Tesshin balances his loyalties as adeptly as his paws on a ledge; when Weed needs him and his elders do not, he helps protect Ohu, the dogs' paradise. When the Koga clan requires his strength, he is there and Weed understands.
There is a time, once a year, where it might seem he follows neither—he leaves whichever home he is pledged to, runs through the night, rests during the day in trees and on roofs. He finds four places, in three cities...the first time, he had to search, but his sense of direction is as unerring as his devotion. None of the white-haired dogs he sees bark or raise fuss. To them, he's merely a passing shadow, flitting through residential neighborhoods more suiting pets than ninja. He need only confirm one thing, and move on.

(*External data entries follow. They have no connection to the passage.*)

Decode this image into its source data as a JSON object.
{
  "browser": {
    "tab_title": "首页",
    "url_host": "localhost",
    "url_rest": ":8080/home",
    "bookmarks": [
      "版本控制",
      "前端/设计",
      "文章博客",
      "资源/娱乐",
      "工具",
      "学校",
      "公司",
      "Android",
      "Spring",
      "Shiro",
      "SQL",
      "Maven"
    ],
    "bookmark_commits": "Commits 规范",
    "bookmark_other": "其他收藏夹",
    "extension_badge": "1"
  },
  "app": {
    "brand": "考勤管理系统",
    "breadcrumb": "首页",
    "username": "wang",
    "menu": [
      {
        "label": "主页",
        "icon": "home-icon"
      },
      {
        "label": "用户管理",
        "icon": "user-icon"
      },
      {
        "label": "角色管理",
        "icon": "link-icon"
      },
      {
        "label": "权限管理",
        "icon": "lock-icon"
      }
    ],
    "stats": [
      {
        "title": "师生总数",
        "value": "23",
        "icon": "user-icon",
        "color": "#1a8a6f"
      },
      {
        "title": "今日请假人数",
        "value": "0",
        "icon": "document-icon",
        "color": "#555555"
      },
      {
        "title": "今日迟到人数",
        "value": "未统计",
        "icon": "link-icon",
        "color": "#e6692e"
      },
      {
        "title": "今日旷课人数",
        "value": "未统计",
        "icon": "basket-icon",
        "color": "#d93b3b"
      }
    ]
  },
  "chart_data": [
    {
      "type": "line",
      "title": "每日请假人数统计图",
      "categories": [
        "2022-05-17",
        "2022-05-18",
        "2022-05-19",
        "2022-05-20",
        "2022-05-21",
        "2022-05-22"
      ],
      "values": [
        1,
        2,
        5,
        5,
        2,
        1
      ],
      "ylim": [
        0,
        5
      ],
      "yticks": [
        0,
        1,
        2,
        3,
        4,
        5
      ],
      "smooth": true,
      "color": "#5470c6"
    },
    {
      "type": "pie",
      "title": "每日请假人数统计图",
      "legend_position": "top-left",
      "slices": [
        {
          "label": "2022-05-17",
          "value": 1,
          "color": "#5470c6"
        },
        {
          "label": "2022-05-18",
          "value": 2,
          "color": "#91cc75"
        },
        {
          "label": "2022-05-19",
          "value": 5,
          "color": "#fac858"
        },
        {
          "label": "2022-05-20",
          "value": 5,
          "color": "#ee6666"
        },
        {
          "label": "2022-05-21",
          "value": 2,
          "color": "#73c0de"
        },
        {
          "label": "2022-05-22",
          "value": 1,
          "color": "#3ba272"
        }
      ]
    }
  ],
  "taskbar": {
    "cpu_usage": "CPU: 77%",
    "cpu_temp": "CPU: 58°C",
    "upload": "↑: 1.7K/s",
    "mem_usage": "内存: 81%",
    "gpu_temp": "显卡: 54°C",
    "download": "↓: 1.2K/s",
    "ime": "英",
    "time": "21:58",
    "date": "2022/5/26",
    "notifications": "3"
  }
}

Finally, he heads to the home that raised him. Not Koga, which birthed him, or Ohu, which trained him, but to the dog who took him in when he'd been abandoned by his blood father. He might have Gin's commanding prescence, John's strength, and Akame's swiftness (and he might bear Kurojaki's blood and craftiness), but Tesshin remembers Cross like a mother. She taught him to hunt, and he chased rabbits and birds through the grass with his siblings on his tail and her protecting them all. His brothers still call him little when he's the oldest, but...well, Kogas do not grow like Salukis or Danes.
Tesshin takes a bird with him, too, a duck snatched from a park pond and grown fat on human feedings. When Cross still fought, a meal was an easy excuse to visit without the others passing judgement on her—he'd trot past other soldiers with families, hear what a good child he was, bringing his mother such a fine prize, why didn't you bring me lunch? Now, Cross runs slower and doesn't hunt the tastier critters: "these old legs can still jump, don't you forget", she teases the pack's little ones when they play at chase, but Tesshin can see her wince once they've settled down for a nap. She and Ben can eat well today.
The real reason he's come, though, is what Tesshin tells Cross after dropping her dinner at her feet. She rubs her nose in his neck fur, lets him say it softly in the voice of one speaking about a time someone else would rather forget even with only her and Ben to hear. "They are doing well." And then, louder, when he bows and Cross swats him behind one ear for still being so formal:
"I am doing well."
And then they settle down and talk of the family they both are willing to remember, of how the world is running and who's running what and everything else normal. Come night, Tesshin is off again.